My first job was working in a warehouse and I took it way too seriously. My boss knew this and he couldn’t increase my pay, but he did throw me a bone every once in a while. When the bigwigs came for a lunch meeting, he sent me to get the pizzas which involved me walking out into the mall, ordering the pizzas, waiting for them by walking around the mall for an hour, then bringing them back to the meeting room. They had me hand them the pizzas right there at the door and they never did let me in. Then I went back upstairs and sat around with my coworkers and we told stories about what we imagined they did with the pizzas. We had more than a few versions, but this is my favorite: they spread the pizzas out on the floor, took off their three piece suits (all adults wore three-piece suits back then), then they rolled around naked on the pizzas. It’s been thirty years since I first made a pizza run, and even now, I can’t order a slice without being reminded of it. And you think that would ruin it for me. 

iWood: Opportunities Lost


I once considered buying a house on Johnson Road. The house wasn't so impressive and the fact that my friends lived around the corner didn't move the needle either; it was the address. The number on the house was 9 and that didn’t have any special appeal but paired with the street name, that was what grabbed me. No one mails letters anymore but I would have, just to write 9 and Johnson together, and I would have made one addition: I would put a “ after the 9 to read 9” Johnson…Road, and it would have been perfect, until I met the guy who lived at #13. 

Here's looking at you...

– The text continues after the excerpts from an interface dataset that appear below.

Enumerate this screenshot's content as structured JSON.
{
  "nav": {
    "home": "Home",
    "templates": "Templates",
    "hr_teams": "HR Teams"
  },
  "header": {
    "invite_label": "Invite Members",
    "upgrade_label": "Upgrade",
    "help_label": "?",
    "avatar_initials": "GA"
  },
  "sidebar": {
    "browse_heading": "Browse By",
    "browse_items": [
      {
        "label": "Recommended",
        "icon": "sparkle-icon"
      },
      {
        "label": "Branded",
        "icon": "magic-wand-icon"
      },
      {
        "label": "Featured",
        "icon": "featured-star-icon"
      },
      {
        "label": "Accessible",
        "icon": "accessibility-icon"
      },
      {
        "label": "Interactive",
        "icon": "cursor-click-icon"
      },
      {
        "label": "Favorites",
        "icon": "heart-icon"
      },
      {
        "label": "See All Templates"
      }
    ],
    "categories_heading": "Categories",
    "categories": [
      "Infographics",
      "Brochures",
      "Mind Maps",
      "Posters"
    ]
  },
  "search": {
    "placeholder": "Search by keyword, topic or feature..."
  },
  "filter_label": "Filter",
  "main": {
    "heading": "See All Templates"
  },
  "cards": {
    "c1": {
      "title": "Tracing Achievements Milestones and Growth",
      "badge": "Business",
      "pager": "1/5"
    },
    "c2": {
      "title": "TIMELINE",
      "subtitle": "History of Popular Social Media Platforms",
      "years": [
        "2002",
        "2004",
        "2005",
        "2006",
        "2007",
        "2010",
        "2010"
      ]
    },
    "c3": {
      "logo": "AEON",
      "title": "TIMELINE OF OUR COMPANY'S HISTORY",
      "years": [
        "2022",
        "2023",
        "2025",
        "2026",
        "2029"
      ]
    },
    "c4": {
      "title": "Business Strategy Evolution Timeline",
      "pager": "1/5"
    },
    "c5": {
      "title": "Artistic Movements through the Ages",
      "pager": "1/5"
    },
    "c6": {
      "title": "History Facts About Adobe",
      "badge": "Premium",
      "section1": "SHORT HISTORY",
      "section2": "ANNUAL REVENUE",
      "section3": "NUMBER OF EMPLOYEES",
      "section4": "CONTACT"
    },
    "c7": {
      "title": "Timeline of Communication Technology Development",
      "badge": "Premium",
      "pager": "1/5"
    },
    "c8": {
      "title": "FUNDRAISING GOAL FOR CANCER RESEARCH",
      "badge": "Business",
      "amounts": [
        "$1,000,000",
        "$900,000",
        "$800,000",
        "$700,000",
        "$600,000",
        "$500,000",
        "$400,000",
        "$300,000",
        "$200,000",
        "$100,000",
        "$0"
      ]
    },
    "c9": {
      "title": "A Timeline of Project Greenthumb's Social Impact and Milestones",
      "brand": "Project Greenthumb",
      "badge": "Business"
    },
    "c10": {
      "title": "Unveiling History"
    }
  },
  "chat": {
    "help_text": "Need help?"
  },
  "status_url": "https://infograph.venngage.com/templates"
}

I saw her on a Monday and it felt like other Mondays, but Mondays after that were different. She had no makeup, her hair was in a ponytail and she wore a t-shirt, yoga pants, and sneakers that could have been Candies. She brought fresh slices to the corner booth and cleared off a table on the way back. Maybe she's Ingrid Bergman, before they found her, or possibly the owner's daughter. Perhaps she's escaping from something. Am I the only one who sees? What if she's single? Would that change things? Should it change things? I'm not sure I know. I'm not sure I'll ever know. For now, I can grab another slice, and leave my empty plate on the edge of the table.    

Death of Honda


My Honda died, well not dead dead, just dead enough. I bought it from a friend, a former friend and he’s dead too, dead enough. The death was unexpected; things were strained for a while, and even though I thought things could keep on going forever, they just suddenly stopped, and I was stranded. 

I’ve had Hondas before, well Honda, okay, it was an Acura, and I sold it at 300,000 miles; my sales pitch was to put the buyer in the passenger seat and get it to 110 mph in fourth gear, and it was a five speed. A year or so earlier, I had parked it in another friend’s driveway next to two other Hondas, they really were Hondas, and we had 660,000 miles of Hondas side-by-side-by-side. 

I thought my Honda was cut from the same cloth and I imagined it breaking 300,000 miles; in every sense, it was superior to my Acura: a top of the line V6 Accord and garaged since new. It recently got a timing belt, a water pump, four Michelins, the list goes on and on. A recall poorly done leaves me with a slipping transmission, and Honda doesn’t stand behind cars and I wish they did, because I still have reverse. 

I Say Moo


I’ve always wanted a leather messenger bag but I feel sorry for the cow so my rationale is that the cows they use for making these bags were old and sick, not cows taken in their prime. Or perhaps a mean cow, who cut the other cows off in traffic and he feels he has to make some sort of penance. And I imagine the cow’s dying wish was that on a cool crisp morning, the kind of morning that makes you love mornings, to have his dried out carcass slung over my shoulder with a MacBook inside. And somehow it helps. 

Somewhere Down the Road


She said, "This one's for you," but it wasn't and we were running out of songs and it's not because we were Fanilows. Even now I know I knew it was magic and we were more than ships in the night. There were rain drops between us then and us now and she was taking a chance in case tomorrow never comes and the old song was her smile or wink or shared shoulder. If we can hang on, we'll be ready to be just one voice, somewhere down the road.